It is pleasant to note that the American Horse Shows Association has picked up its flyswatter and flicked the wrists of six of its members. Caught at the Aiken Charity Horse Show last April, five of the netted were found guilty last week of cruelty to Tennessee Walking Horses and the sixth, the show's judge, was declared guilty of failing to disqualify horses with raw or bleeding sores between the hoof and ankle. It is a barbarous custom in Walking Horse circles to blister or burn a horse's pasterns to enhance the fancy show gait (SI, Dec. 14, 1964). Judge J.B. Smith and exhibitors J. Monroe Johnson and J. A. Holt Jr. received the sharpest tap; they are unable to judge, show or take part in any recognized event until July 20, 1965. Ralph Hensley, Bruce Bishop and Dr. Stephen Brown, also charged with treating their Walking Horses inhumanely, were disbarred only until June 20.

Honeyed as the sentences were, they still represent a long-overdue effort on the part of the association to halt Walking Horse abuses before federal legislation does it for them.

A frog named Dan'l Webster won fame 100 years ago when a young reporter, looking for gold, found instead a local legend concerning the notorious jumping frog of Calaveras County. Mark Twain's first literary success established an annual event that celebrated its centennial last week with 10 bands, bagpipes and 50,000 spectators. The winner, with an impressive 14-foot 9-inch vault, was a Lafayette, Calif. bullfrog named, for some unexplained reason, Hops. Hops won $300 and a life of leisure. His owner raises frogs for eating and only winners go to pasture. The losers go to pot.



•Bob Devaney, football coach, asked why he does not demand a lifetime contract from Nebraska: "I had a friend with a lifetime contract. After two bad years the university president called him into his office and pronounced him dead."

•Early Wynn, pitching coach for the Cleveland Indians and crusader to legalize the spitball, insisting the pitch is no physical hazard for hitters: "It's dangerous only to batting averages."
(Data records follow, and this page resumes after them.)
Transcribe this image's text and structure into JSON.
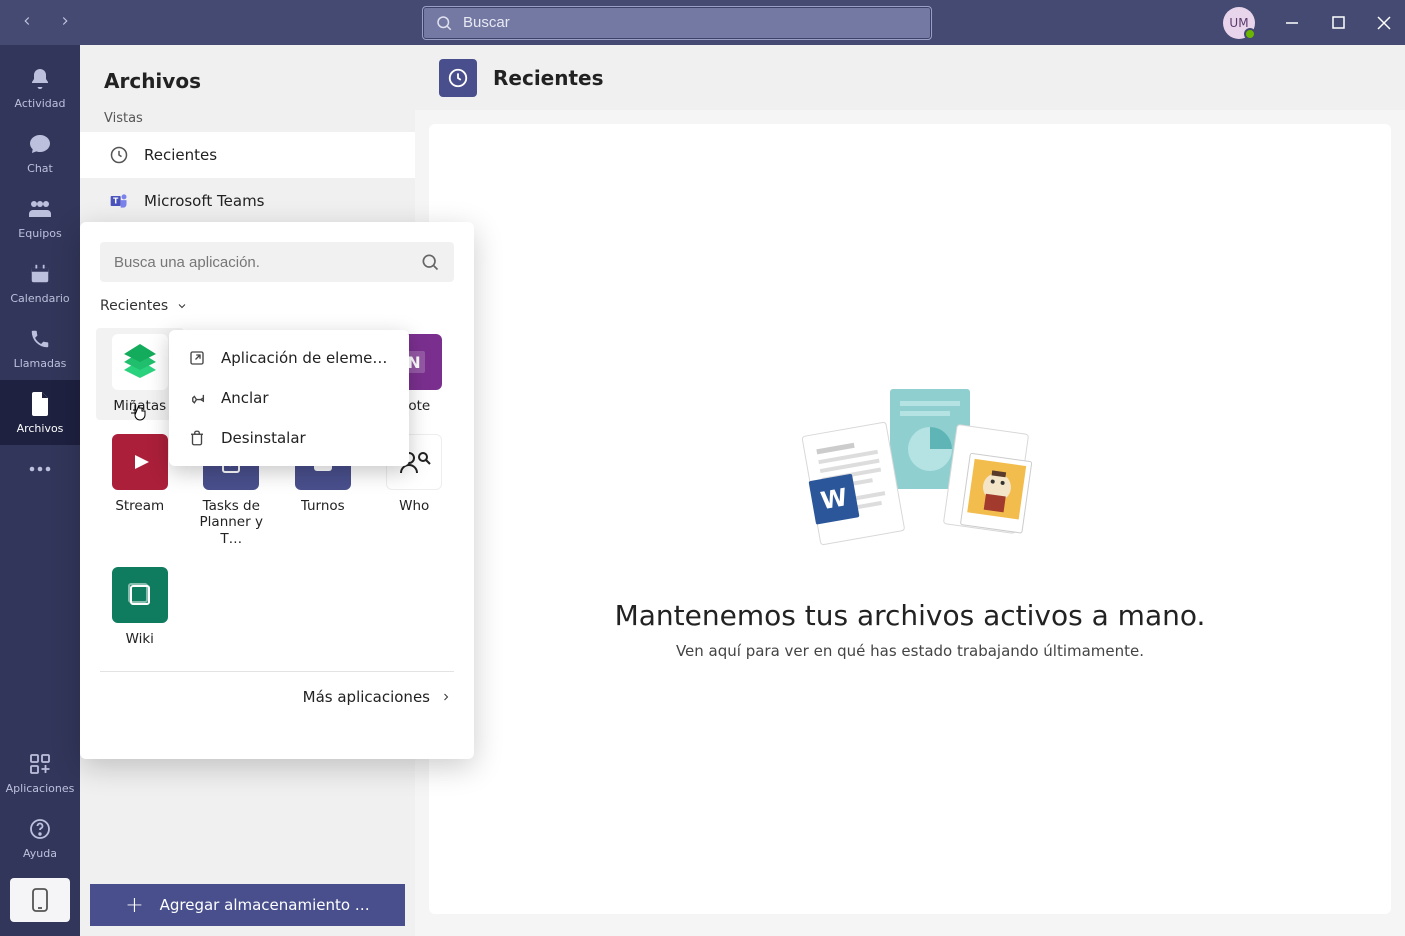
{
  "titlebar": {
    "search_placeholder": "Buscar",
    "avatar_initials": "UM"
  },
  "rail": {
    "items": [
      {
        "id": "actividad",
        "label": "Actividad"
      },
      {
        "id": "chat",
        "label": "Chat"
      },
      {
        "id": "equipos",
        "label": "Equipos"
      },
      {
        "id": "calendario",
        "label": "Calendario"
      },
      {
        "id": "llamadas",
        "label": "Llamadas"
      },
      {
        "id": "archivos",
        "label": "Archivos"
      },
      {
        "id": "more",
        "label": ""
      }
    ],
    "apps_label": "Aplicaciones",
    "help_label": "Ayuda"
  },
  "mid": {
    "title": "Archivos",
    "views_label": "Vistas",
    "rows": [
      {
        "label": "Recientes"
      },
      {
        "label": "Microsoft Teams"
      }
    ],
    "add_storage": "Agregar almacenamiento …"
  },
  "main": {
    "header_title": "Recientes",
    "empty_title": "Mantenemos tus archivos activos a mano.",
    "empty_sub": "Ven aquí para ver en qué has estado trabajando últimamente."
  },
  "flyout": {
    "search_placeholder": "Busca una aplicación.",
    "filter_label": "Recientes",
    "apps": [
      {
        "label": "Miñatas",
        "bg": "#ffffff"
      },
      {
        "label": "Note",
        "bg": "#7a2f8f"
      },
      {
        "label": "Stream",
        "bg": "#ab1f3a"
      },
      {
        "label": "Tasks de Planner y T…",
        "bg": "#494f8c"
      },
      {
        "label": "Turnos",
        "bg": "#494f8c"
      },
      {
        "label": "Who",
        "bg": "#ffffff"
      },
      {
        "label": "Wiki",
        "bg": "#0f7b5f"
      }
    ],
    "more_label": "Más aplicaciones"
  },
  "ctx": {
    "items": [
      {
        "label": "Aplicación de eleme…"
      },
      {
        "label": "Anclar"
      },
      {
        "label": "Desinstalar"
      }
    ]
  }
}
•Roger Ginsberg, young golf pro, promising a gin-and-tonic party if he won the $16,000 Dodge Open: "If it's champagne with Tony Lema, why not gin with Ginsberg?"